Work instructions => When "background" occurs in a line of the material, copy that line.
********
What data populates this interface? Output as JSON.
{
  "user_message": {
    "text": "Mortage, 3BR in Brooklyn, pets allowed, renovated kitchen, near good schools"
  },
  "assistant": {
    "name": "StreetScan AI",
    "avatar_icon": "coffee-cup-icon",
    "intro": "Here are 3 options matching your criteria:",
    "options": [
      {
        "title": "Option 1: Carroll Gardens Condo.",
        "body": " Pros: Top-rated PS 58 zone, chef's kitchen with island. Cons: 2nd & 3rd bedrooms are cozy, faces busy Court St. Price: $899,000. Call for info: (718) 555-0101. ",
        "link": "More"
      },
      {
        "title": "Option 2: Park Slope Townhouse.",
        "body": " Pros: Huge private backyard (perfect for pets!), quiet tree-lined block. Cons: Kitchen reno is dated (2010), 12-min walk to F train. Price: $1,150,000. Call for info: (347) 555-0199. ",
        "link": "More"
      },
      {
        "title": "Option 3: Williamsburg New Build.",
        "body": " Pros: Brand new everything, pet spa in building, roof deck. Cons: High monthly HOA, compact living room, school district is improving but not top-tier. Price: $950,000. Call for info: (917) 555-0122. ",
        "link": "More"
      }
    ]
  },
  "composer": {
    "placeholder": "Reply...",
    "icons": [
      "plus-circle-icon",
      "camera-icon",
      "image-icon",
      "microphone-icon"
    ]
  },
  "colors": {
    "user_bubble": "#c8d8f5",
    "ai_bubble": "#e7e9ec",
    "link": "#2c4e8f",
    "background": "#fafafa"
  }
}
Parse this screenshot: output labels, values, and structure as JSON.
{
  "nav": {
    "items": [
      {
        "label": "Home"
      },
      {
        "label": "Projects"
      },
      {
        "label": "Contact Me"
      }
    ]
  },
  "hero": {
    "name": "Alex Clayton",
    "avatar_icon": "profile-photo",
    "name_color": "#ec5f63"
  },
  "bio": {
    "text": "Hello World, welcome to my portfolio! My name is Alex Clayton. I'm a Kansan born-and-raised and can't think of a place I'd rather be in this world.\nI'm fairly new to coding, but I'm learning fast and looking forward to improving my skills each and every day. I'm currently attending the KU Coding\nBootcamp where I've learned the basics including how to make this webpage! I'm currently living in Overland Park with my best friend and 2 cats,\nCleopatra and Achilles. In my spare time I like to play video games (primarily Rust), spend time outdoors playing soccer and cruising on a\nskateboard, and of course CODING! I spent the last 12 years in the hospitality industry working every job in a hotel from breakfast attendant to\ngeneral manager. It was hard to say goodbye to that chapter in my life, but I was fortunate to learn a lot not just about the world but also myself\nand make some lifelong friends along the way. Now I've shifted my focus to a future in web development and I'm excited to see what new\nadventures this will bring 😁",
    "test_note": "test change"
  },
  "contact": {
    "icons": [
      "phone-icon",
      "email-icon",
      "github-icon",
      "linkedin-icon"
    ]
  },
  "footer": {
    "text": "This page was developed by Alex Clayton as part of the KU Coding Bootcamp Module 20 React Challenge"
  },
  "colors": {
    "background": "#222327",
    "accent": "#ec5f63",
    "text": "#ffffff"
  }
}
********
Completed exercise =>
    "background": "#fafafa"
    "background": "#222327",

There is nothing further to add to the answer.